- If you’ve gone all winter without bathing your animals, now is the time. It may also be time for a trim of your pet’s coat and nails. On average, dogs should be bathed 10-12 times a year. For cats, maybe only once or twice per year.
- Make sure the plants in your yard are compatible with your pets. Some common plants that can make your pets sick include: bulb plants (lilies, daffodils), tomato plants (stems and leaves), azaleas, castor beans, foxglove, oleander, mushrooms, rhubarb and philodendron.
Round & round
Are they having fun, a little dumb or is there a deeper meaning to why pooches chase their tails? In most cases, it’s just a way for your dog to pass the time and burn off a little energy. If tail-chasing is something that’s happening on a regular basis, your dog may be sending you a message. It could be an indicator of flea allergy dermatitis or problems with the glands near their tail. Call your veterinarian if you can’t seem to pull your dog away from its tail.
Depending on the height and circumstances, cats will typically land on their paws 90 percent of the time. Cats have a highly-tuned sense of balance and a very flexible backbone which allows them to use their innate “righting re ex” to twist around when they fall. When a cat jumps from a high place, it uses a combination of sight and its vestibular apparatus in the inner ear to determine up from down and distance.
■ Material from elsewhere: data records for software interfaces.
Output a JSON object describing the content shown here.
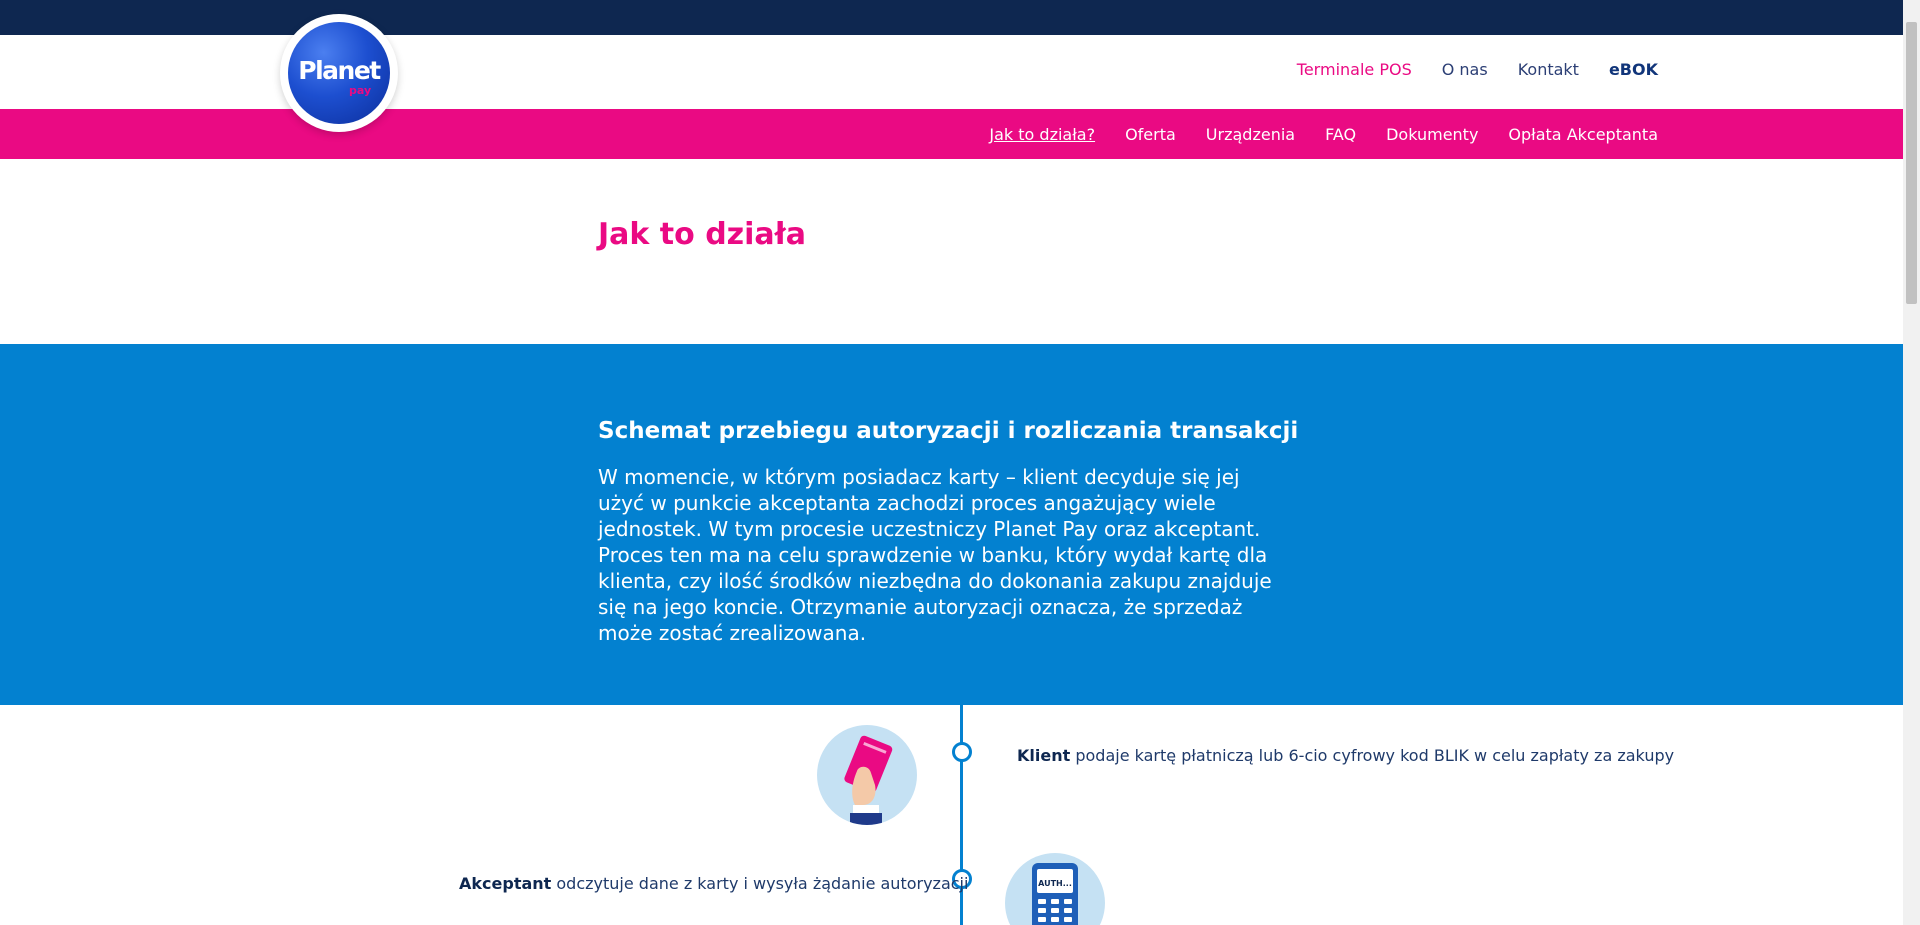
{
  "brand": {
    "name": "Planet",
    "sub": "pay"
  },
  "top_nav": [
    {
      "label": "Terminale POS"
    },
    {
      "label": "O nas"
    },
    {
      "label": "Kontakt"
    },
    {
      "label": "eBOK"
    }
  ],
  "main_nav": [
    {
      "label": "Jak to działa?"
    },
    {
      "label": "Oferta"
    },
    {
      "label": "Urządzenia"
    },
    {
      "label": "FAQ"
    },
    {
      "label": "Dokumenty"
    },
    {
      "label": "Opłata Akceptanta"
    }
  ],
  "page_title": "Jak to działa",
  "section": {
    "heading": "Schemat przebiegu autoryzacji i rozliczania transakcji",
    "body": "W momencie, w którym posiadacz karty – klient decyduje się jej użyć w punkcie akceptanta zachodzi proces angażujący wiele jednostek. W tym procesie uczestniczy Planet Pay oraz akceptant. Proces ten ma na celu sprawdzenie w banku, który wydał kartę dla klienta, czy ilość środków niezbędna do dokonania zakupu znajduje się na jego koncie. Otrzymanie autoryzacji oznacza, że sprzedaż może zostać zrealizowana."
  },
  "steps": [
    {
      "actor": "Klient",
      "text": " podaje kartę płatniczą lub 6-cio cyfrowy kod BLIK w celu zapłaty za zakupy",
      "icon": "card-hand-icon"
    },
    {
      "actor": "Akceptant",
      "text": " odczytuje dane z karty i wysyła żądanie autoryzacji",
      "icon": "pos-terminal-icon",
      "screen_text": "AUTH..."
    }
  ],
  "colors": {
    "navy": "#0e2750",
    "pink": "#ea0a83",
    "blue": "#0381d0"
  }
}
How does your dog always seem to know when it’s time to go for a walk, even before you grab the leash? All animals have circadian rhythms — physical, mental and behavioral changes that occur in a 24-hour cycle. Research from the University of Kentucky suggests the more dogs experience regular events (walks, when you return home from work) they can predict, or anticipate the happenings, almost like a human’s episodic memory.